An Economic Case for TB Vaccines

Research indicates that like other immunizations, BCG vaccination is generally cost-effective, particularly in high-incidence settings21. However, these cost savings are not passed downstream to the families affected by TB; treatment for the disease can take months and can lead to catastrophic health costs for families. This is one reason why preventing TB is an important consideration for equity: TB is most likely to impact those who will have the greatest challenges covering the costs of treatment, transportation to a health center, and lost wages. Low-income populations are generally at a higher risk of developing TB, possibly because they have higher exposures to risk factors such as living and working in crowded and poorly ventilated spaces and less access to health care 22. As a result, they are more likely to be saddled with the catastrophic treatment costs of TB.

  • According to a review of national patient cost surveys from 23 countries, the percentage of households affected by TB experiencing catastrophic costs ranged from 13–92%, with a pooled average of 47%23. This means that globally, nearly one in two families affected by TB will spend more than 20% of their household income on treatment, a catastrophic expense for many families.
  • Research in Ghana demonstrates that TB costs can push households below the poverty line, particularly for those already living in the middle or lower half of the income distribution24.
  • The financial impact of TB continues after treatment. Among families participating in a study in South Africa, 35% of previously employed mothers stopped working to care for children who had permanent disabilities from surviving tuberculosis meningitis 25. Nineteen percent of families reported financial loss as a result of caring for children who were disabled by the disease.

The WHO End TB Strategy outlines eliminating the number of TB-affected families facing catastrophic costs as one of its goals, and there is clearly work to be done to meet this ambitious goal26.

“The development and roll-out of new TB vaccines could yield health and economic benefits on a similar scale to some of the most influential health interventions in poorer countries in recent years.”27

Developing new TB vaccines that protect adolescents and adults will require a significant investment, but health economists project that these vaccines will save money in the long run, thanks to averted treatment costs and the boost to the economy associated with a healthy workforce.
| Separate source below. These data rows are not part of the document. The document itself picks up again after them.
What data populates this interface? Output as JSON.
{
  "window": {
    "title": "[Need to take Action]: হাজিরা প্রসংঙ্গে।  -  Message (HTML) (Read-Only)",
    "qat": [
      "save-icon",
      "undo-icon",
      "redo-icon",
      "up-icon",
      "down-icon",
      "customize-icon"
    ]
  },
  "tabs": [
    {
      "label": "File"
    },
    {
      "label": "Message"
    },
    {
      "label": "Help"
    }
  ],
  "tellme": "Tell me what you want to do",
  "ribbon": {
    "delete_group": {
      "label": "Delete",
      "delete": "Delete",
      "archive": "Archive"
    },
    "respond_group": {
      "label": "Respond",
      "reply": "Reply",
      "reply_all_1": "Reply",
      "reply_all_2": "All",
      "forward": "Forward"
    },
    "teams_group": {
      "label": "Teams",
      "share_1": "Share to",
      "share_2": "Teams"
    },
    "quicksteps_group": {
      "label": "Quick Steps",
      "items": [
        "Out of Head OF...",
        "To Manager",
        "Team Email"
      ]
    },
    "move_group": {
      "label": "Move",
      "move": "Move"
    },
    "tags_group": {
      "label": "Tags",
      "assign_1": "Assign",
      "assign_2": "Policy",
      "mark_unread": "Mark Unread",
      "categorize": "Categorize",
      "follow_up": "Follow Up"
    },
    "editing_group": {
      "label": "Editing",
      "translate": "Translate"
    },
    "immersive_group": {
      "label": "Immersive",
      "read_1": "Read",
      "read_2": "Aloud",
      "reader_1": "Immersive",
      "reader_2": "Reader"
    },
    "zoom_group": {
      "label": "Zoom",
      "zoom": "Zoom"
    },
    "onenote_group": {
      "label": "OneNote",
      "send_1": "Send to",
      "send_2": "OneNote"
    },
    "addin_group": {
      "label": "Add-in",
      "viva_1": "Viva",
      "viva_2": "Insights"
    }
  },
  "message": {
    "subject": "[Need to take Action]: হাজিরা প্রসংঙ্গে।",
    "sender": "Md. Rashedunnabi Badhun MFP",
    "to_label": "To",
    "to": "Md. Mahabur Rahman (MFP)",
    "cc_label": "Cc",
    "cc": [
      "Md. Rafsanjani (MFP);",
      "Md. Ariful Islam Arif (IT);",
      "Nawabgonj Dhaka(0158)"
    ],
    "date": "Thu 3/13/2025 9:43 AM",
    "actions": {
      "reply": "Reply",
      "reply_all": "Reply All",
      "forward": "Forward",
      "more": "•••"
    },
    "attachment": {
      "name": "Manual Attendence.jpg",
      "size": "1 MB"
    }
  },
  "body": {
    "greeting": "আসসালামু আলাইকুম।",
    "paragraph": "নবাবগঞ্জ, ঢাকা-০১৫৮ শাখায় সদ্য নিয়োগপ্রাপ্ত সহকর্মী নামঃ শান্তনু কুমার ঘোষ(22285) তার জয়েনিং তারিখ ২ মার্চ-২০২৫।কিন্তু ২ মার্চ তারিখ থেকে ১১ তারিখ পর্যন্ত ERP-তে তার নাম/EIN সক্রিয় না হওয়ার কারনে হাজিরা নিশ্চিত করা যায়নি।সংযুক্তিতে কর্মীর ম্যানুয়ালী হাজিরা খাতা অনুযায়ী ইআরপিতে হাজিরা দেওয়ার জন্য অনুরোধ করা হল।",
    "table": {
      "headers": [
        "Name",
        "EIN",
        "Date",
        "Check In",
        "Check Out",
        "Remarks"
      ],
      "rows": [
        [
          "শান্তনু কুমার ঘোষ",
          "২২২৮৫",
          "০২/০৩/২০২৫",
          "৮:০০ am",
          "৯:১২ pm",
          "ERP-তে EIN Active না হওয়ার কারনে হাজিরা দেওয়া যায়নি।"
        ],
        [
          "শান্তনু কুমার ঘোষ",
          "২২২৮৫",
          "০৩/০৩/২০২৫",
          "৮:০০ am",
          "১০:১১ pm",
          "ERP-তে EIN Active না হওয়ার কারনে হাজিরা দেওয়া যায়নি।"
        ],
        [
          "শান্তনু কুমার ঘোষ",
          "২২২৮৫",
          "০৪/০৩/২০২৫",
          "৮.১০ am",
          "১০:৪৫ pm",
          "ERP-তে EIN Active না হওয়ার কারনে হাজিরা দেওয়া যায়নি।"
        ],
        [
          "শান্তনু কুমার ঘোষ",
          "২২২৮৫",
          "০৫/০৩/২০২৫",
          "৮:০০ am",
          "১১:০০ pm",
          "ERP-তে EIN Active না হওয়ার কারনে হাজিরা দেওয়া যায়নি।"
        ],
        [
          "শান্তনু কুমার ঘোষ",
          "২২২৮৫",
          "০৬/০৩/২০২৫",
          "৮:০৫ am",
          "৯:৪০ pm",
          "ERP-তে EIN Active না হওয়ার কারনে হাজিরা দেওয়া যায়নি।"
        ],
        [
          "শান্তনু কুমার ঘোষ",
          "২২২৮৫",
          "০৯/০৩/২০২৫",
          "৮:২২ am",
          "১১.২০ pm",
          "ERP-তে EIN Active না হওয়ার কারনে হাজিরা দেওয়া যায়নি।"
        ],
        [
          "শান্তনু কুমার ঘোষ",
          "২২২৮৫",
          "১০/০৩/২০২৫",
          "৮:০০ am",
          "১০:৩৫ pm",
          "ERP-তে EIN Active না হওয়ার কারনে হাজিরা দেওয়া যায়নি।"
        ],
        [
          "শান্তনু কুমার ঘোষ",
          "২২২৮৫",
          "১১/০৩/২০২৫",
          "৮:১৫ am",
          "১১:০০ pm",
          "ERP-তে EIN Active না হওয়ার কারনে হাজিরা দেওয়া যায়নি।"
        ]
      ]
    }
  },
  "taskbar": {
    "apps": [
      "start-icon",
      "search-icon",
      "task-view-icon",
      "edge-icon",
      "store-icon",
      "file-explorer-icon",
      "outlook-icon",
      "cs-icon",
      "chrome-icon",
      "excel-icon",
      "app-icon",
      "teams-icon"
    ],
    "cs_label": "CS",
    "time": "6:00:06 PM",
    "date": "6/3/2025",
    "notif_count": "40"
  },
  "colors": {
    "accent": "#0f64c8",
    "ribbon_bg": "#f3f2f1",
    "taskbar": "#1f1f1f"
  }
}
These vaccines are also expected to advance health equity, as the benefits of new TB vaccines are expected to provide the greatest benefits for those who currently bear the highest disease burden.

  • A 2023 modelling study estimates that a TB vaccine for adolescents and adults would be cost-effective in 70% of settings and could save up to US$474 billion by 205028. In this scenario, every US$1 invested in TB vaccines would provide US$7 in returns.
  • A second modelling study29 shows that more than half of TB cases averted by a new vaccine would be among the two poorest income quartiles. These two income quartiles would also account for 46% of averted treatment costs, as well as 66% of cases of catastrophic costs.
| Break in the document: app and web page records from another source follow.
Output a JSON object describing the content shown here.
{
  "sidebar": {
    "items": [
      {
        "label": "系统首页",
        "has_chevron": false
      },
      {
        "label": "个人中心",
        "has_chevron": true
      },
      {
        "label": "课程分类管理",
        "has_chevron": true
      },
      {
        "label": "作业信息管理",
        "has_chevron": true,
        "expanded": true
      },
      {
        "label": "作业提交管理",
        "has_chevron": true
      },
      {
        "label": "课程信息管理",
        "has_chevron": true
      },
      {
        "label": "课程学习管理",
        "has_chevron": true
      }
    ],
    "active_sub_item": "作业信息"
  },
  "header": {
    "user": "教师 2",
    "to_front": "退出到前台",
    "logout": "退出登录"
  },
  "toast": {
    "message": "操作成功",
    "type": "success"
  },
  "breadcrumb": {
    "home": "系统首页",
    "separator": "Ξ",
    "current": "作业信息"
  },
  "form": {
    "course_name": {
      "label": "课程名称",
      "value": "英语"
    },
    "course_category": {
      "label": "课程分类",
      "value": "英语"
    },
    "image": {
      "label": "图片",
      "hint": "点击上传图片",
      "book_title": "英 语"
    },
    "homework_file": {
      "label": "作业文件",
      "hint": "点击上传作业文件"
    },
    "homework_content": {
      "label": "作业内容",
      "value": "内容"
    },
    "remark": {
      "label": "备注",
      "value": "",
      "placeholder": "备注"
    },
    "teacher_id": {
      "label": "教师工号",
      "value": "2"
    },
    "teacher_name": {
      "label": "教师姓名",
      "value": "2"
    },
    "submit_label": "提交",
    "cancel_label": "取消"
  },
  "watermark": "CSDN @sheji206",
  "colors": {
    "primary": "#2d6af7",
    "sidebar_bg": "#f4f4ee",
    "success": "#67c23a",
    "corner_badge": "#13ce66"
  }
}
Looking Ahead: The Future of TB Vaccines

New, more effective vaccines are needed to reduce the morbidity and mortality of TB, fight the rising threat of AMR, and address inequities in disease burden and economic impact. The BCG vaccine does not adequately protect older children, adolescents, and adults against TB, and continuing to neglect these populations will only exacerbate this growing crisis.

There are at least 16 new TB vaccines currently in development, but significant funding is needed to push these new vaccines through the research pipeline. It is estimated that it will take US$790 million per year to advance TB vaccines, though the average annual investment for the past several years has been just US$115 million30. These vaccines must be prioritized to reduce the burden of this devastating disease and end the TB pandemic.